_Assigned task_
Only a number is expected here: the count of lines in the data that contain "content".

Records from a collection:
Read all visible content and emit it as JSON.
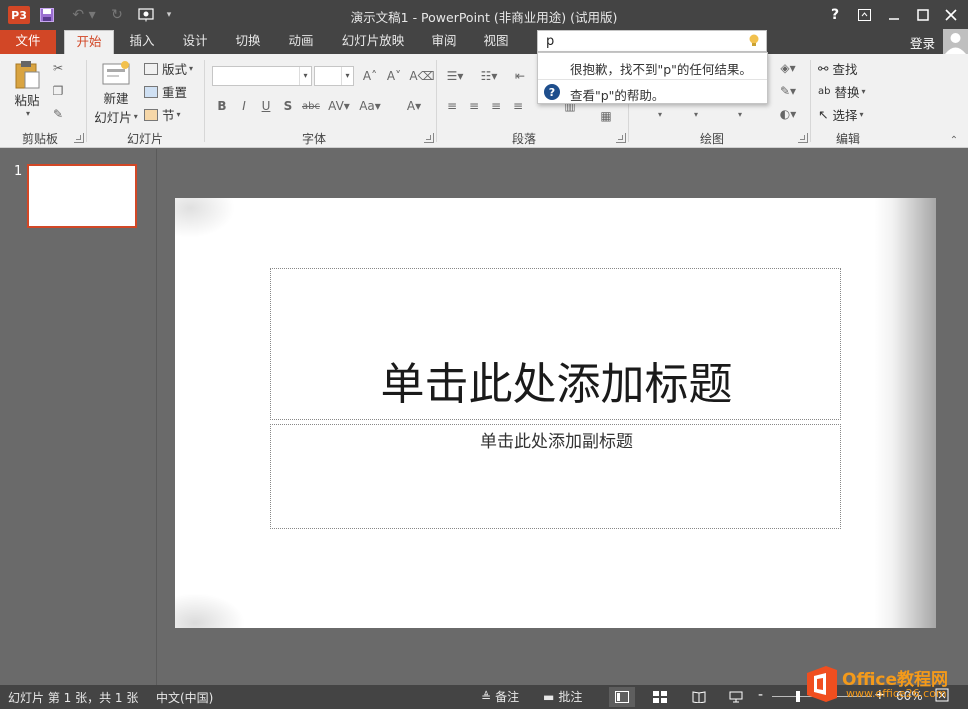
{
  "window": {
    "title": "演示文稿1 - PowerPoint (非商业用途) (试用版)",
    "app_badge": "P3"
  },
  "tabs": [
    {
      "label": "文件"
    },
    {
      "label": "开始"
    },
    {
      "label": "插入"
    },
    {
      "label": "设计"
    },
    {
      "label": "切换"
    },
    {
      "label": "动画"
    },
    {
      "label": "幻灯片放映"
    },
    {
      "label": "审阅"
    },
    {
      "label": "视图"
    }
  ],
  "tellme": {
    "value": "p",
    "no_results": "很抱歉，找不到\"p\"的任何结果。",
    "help_link": "查看\"p\"的帮助。"
  },
  "account": {
    "signin": "登录"
  },
  "ribbon": {
    "clipboard": {
      "label": "剪贴板",
      "paste": "粘贴"
    },
    "slides": {
      "label": "幻灯片",
      "new_slide_line1": "新建",
      "new_slide_line2": "幻灯片",
      "layout": "版式",
      "reset": "重置",
      "section": "节"
    },
    "font": {
      "label": "字体"
    },
    "paragraph": {
      "label": "段落"
    },
    "drawing": {
      "label": "绘图"
    },
    "editing": {
      "label": "编辑",
      "find": "查找",
      "replace": "替换",
      "select": "选择"
    }
  },
  "thumbnails": [
    {
      "number": "1"
    }
  ],
  "slide": {
    "title_placeholder": "单击此处添加标题",
    "subtitle_placeholder": "单击此处添加副标题"
  },
  "status": {
    "slide_counter": "幻灯片 第 1 张，共 1 张",
    "language": "中文(中国)",
    "notes": "备注",
    "comments": "批注",
    "zoom": "60%"
  },
  "watermark": {
    "brand": "Office教程网",
    "url": "www.office26.com"
  },
  "colors": {
    "accent": "#d24726",
    "chrome": "#444444",
    "ribbon": "#f1f1f1",
    "workspace": "#6a6a6a"
  }
}
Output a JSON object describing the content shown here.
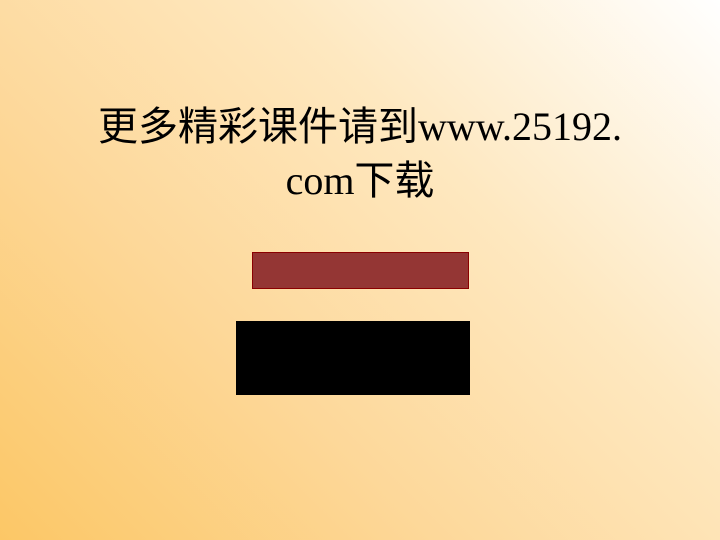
{
  "slide": {
    "title_line1": "更多精彩课件请到www.25192.",
    "title_line2": "com下载",
    "colors": {
      "red_box": "#943634",
      "black_box": "#000000",
      "background_light": "#ffffff",
      "background_dark": "#fcc766"
    }
  }
}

_Response box_
2